In a parallel universe, the Wizards end up as the 3-seed in the Eastern Conference playoffs, buoyed by the pick-and-roll potency of Wall and Howard. But we all know how this story really ends. Wall will (rightfully) reduce Howard to a rim runner, as Dwight gets increasingly flustered by his lack of post touches. Even with a slew of solid individual defenders on the roster, the Wizards will be a bottom-half defensive team due to a lack of cohesion, effort, and focus. Washington will ungraciously bow out in the first round of the playoffs, the Wizards will market the 2020 season with some ‘addition by subtraction’-themed tag line, and Howard will be searching for his fifth team in as many years.

Team That Did The Best With What They Had — Brooklyn Nets

The only real winner from the Howard trade (other than Mozgov who gets to remind himself he’s paid nearly as much as a former three-time Defensive Player of the Year) was the Nets. The Nets were able to unload two years of the Mozgov deal onto Charlotte, and finalizing a buyout with Howard ensured their long-term cap flexibility. For a team that hasn’t had their own draft pick since a reality television star became the President, the Nets made a slew of good moves over the past month to improve their future.

Taking on Kenneth Faried’s contract is worth the first-round pick they received from Denver in return (and Faried isn’t unplayable, even if the Nuggets made it seem so). Shabazz Napier and Joe Harris are both good players that they got on reasonable deals. 2018 draftees Dzanan Musa (29th) and Hamidou Diallo (45th) could have each went about 10 picks higher than they did. Overall, the team is more talented and better equipped for the long haul than they were entering the offseason.

Highest Upside Move — Kawhi/DeMar Trade

San Antonio won 47 games last year, and will be adding DeMar DeRozan.
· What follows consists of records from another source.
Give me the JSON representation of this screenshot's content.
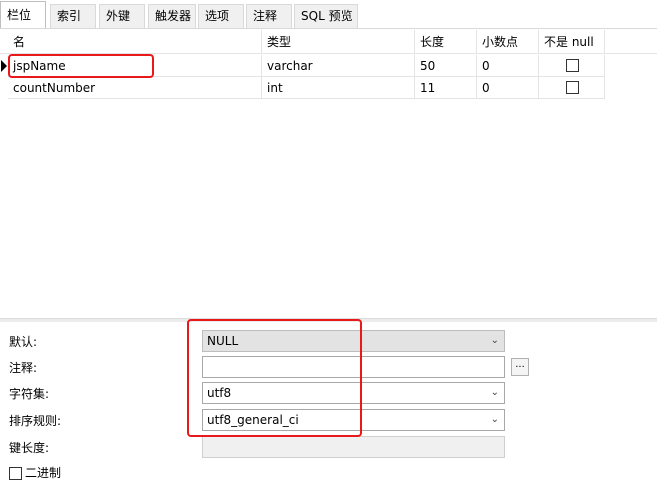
{
  "tabs": [
    "栏位",
    "索引",
    "外键",
    "触发器",
    "选项",
    "注释",
    "SQL 预览"
  ],
  "grid": {
    "columns": [
      "名",
      "类型",
      "长度",
      "小数点",
      "不是 null"
    ],
    "rows": [
      {
        "name": "jspName",
        "type": "varchar",
        "length": "50",
        "decimals": "0",
        "not_null": false
      },
      {
        "name": "countNumber",
        "type": "int",
        "length": "11",
        "decimals": "0",
        "not_null": false
      }
    ]
  },
  "properties": {
    "default_label": "默认:",
    "default_value": "NULL",
    "comment_label": "注释:",
    "comment_value": "",
    "comment_more": "...",
    "charset_label": "字符集:",
    "charset_value": "utf8",
    "collation_label": "排序规则:",
    "collation_value": "utf8_general_ci",
    "keylength_label": "键长度:",
    "keylength_value": "",
    "binary_label": "二进制"
  },
  "icons": {
    "dropdown": "chevron-down-icon",
    "row_pointer": "row-pointer-icon"
  },
  "colors": {
    "highlight": "#e8181b"
  }
}
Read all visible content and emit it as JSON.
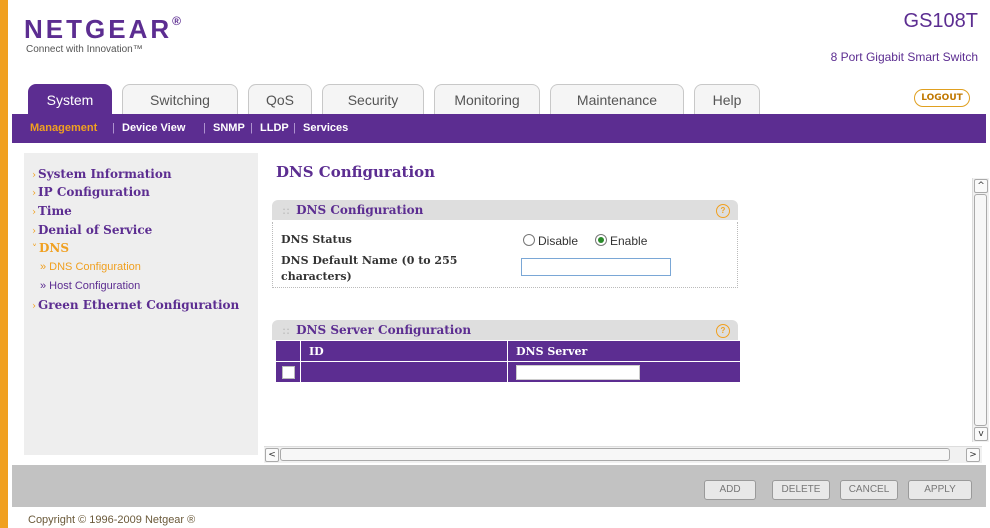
{
  "header": {
    "brand": "NETGEAR",
    "brand_mark": "®",
    "tagline": "Connect with Innovation™",
    "model": "GS108T",
    "subtitle": "8 Port Gigabit Smart Switch",
    "logout_label": "LOGOUT"
  },
  "tabs": [
    {
      "label": "System",
      "active": true
    },
    {
      "label": "Switching"
    },
    {
      "label": "QoS"
    },
    {
      "label": "Security"
    },
    {
      "label": "Monitoring"
    },
    {
      "label": "Maintenance"
    },
    {
      "label": "Help"
    }
  ],
  "subnav": [
    {
      "label": "Management",
      "active": true
    },
    {
      "label": "Device View"
    },
    {
      "label": "SNMP"
    },
    {
      "label": "LLDP"
    },
    {
      "label": "Services"
    }
  ],
  "subnav_separator": "|",
  "sidebar": {
    "items": [
      {
        "label": "System Information"
      },
      {
        "label": "IP Configuration"
      },
      {
        "label": "Time"
      },
      {
        "label": "Denial of Service"
      },
      {
        "label": "DNS",
        "open": true
      },
      {
        "label": "» DNS Configuration",
        "active": true
      },
      {
        "label": "» Host Configuration"
      },
      {
        "label": "Green Ethernet Configuration"
      }
    ],
    "closed_arrow": "›",
    "open_arrow": "˅"
  },
  "page": {
    "title": "DNS Configuration",
    "help_icon": "?",
    "panel1": {
      "title": "DNS Configuration",
      "dns_status_label": "DNS Status",
      "disable_label": "Disable",
      "enable_label": "Enable",
      "selected": "Enable",
      "default_name_label": "DNS Default Name (0 to 255 characters)",
      "default_name_value": ""
    },
    "panel2": {
      "title": "DNS Server Configuration",
      "columns": [
        "",
        "ID",
        "DNS Server"
      ],
      "dns_server_value": ""
    }
  },
  "scroll_icons": {
    "up": "^",
    "down": "v",
    "left": "<",
    "right": ">"
  },
  "buttons": {
    "add": "ADD",
    "delete": "DELETE",
    "cancel": "CANCEL",
    "apply": "APPLY"
  },
  "footer": {
    "copyright": "Copyright © 1996-2009 Netgear ®"
  },
  "colors": {
    "brand_purple": "#5c2d91",
    "accent_orange": "#f0a020"
  }
}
Toronto is coming off a 59-win season, and will be swapping DeRozan for a superior player in Kawhi Leonard.

Now, that doesn’t necessarily mean both teams will increase their win total next year. The Spurs are the more likely of the two, after failing to win 50+ games for the first time since Tim Duncan left Wake Forest. San Antonio’s starting lineup will be a funky fit, as DeRozan, Rudy Gay, and LaMarcus Aldridge are hardly prototypical Spurs-type players. Gregg Popovich will extend DeRozan’s range a bit, and should eventually get the former Raptors star to buy-in on the defensive end. If DeRozan becomes even an average defender, he’ll make a claim for being one of the 10 best players in the league.
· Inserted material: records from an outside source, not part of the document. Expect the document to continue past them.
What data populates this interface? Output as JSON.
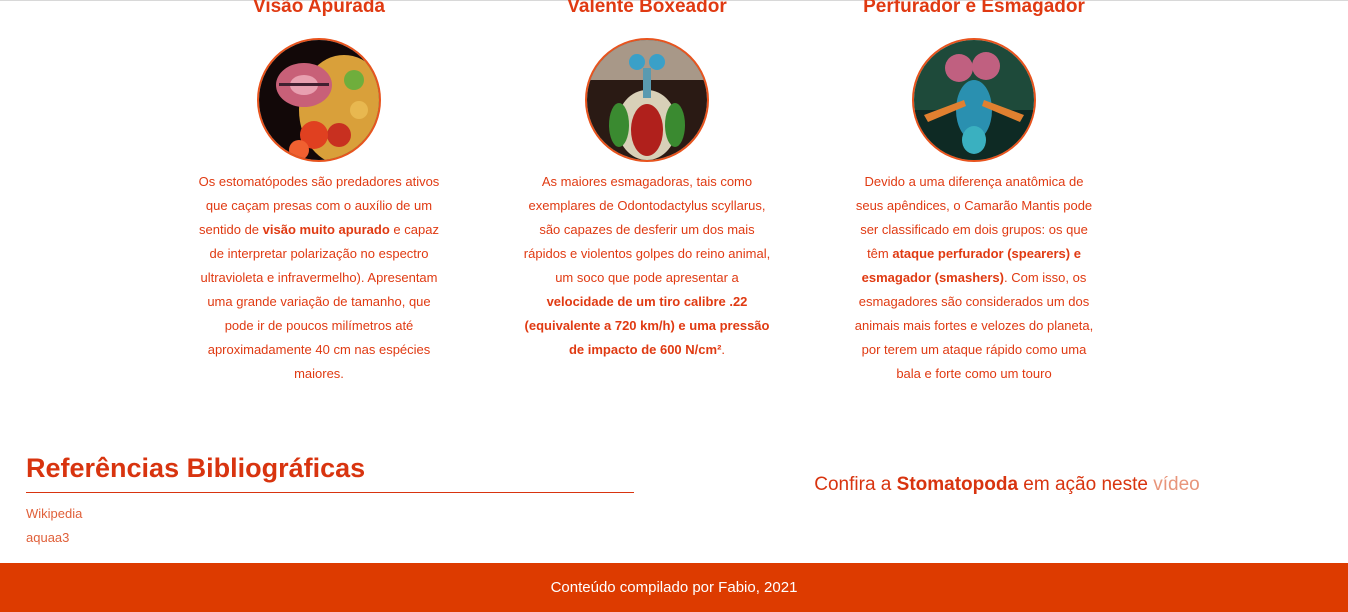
{
  "cards": [
    {
      "title": "Visão Apurada",
      "image_alt": "mantis-shrimp-eye-closeup",
      "text": [
        {
          "t": "Os estomatópodes são predadores ativos que caçam presas com o auxílio de um sentido de ",
          "b": false
        },
        {
          "t": "visão muito apurado",
          "b": true
        },
        {
          "t": " e capaz de interpretar polarização no espectro ultravioleta e infravermelho). Apresentam uma grande variação de tamanho, que pode ir de poucos milímetros até aproximadamente 40 cm nas espécies maiores.",
          "b": false
        }
      ]
    },
    {
      "title": "Valente Boxeador",
      "image_alt": "mantis-shrimp-front-view",
      "text": [
        {
          "t": "As maiores esmagadoras, tais como exemplares de Odontodactylus scyllarus, são capazes de desferir um dos mais rápidos e violentos golpes do reino animal, um soco que pode apresentar a ",
          "b": false
        },
        {
          "t": "velocidade de um tiro calibre .22 (equivalente a 720 km/h) e uma pressão de impacto de 600 N/cm²",
          "b": true
        },
        {
          "t": ".",
          "b": false
        }
      ]
    },
    {
      "title": "Perfurador e Esmagador",
      "image_alt": "mantis-shrimp-colorful",
      "text": [
        {
          "t": "Devido a uma diferença anatômica de seus apêndices, o Camarão Mantis pode ser classificado em dois grupos: os que têm ",
          "b": false
        },
        {
          "t": "ataque perfurador (spearers) e esmagador (smashers)",
          "b": true
        },
        {
          "t": ". Com isso, os esmagadores são considerados um dos animais mais fortes e velozes do planeta, por terem um ataque rápido como uma bala e forte como um touro",
          "b": false
        }
      ]
    }
  ],
  "references": {
    "title": "Referências Bibliográficas",
    "links": [
      "Wikipedia",
      "aquaa3"
    ]
  },
  "video_cta": {
    "prefix": "Confira a ",
    "bold": "Stomatopoda",
    "middle": " em ação neste ",
    "link": "vídeo"
  },
  "footer": {
    "text": "Conteúdo compilado por Fabio, 2021"
  },
  "colors": {
    "accent": "#e03a12",
    "footer_bg": "#dd3b00",
    "link_light": "#e8957a"
  }
}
Toronto’s situation is a bit cloudier. DeRozan represented continuity in the Raptors’ organization. He’s the only star in franchise history that actually wanted to play there. He and Kyle Lowry shared the league’s best bromance, and we’re unsure how the 32-year-old Lowry will react to his friend being traded away. But this is Kawhi Leonard we’re talking about. When healthy, he’s one of the five best players in the world. He’s more efficient than DeRozan, and is arguably the best perimeter defender the league has ever seen. Besting 59 wins is a tall task, but the Raptors can still be an improved team, even if it doesn’t show up in the standings.

Best Value Trade — Thunder Flip Carmelo for Dennis Schröder

James Harden and Victor Oladipo blossoming into bona fide superstars shouldn’t take away from the fact that Sam Presti is an absolute wizard when it comes to trading. His timing for extracting optimal value is virtually unparalleled. He’s consistently thinking a few steps ahead, as evidenced by the Reggie Jackson deal in 2014. He traded a disgruntled Jackson to Detroit for Enes Kanter. Presti then flipped Kanter (and Dougie McBuckets) for Carmelo Freaking Anthony. When the Anthony experiment didn’t work quite right, he sent the overpaid former superstar to Atlanta for a 24-year-old guard that just averaged 20 points and six assists per game.

Schröder will help in Oklahoma City’s efforts to avoid being a complete dumpster fire when Russell Westbrook rests. He’s athletically gifted, offensively capable, and is already the best backup point guard in basketball. If the addition of Schröder also means Westbrook will start playing off-the-ball more, it’s a total coup for the Thunder.

Sources: Ned Dishman/GETTY Images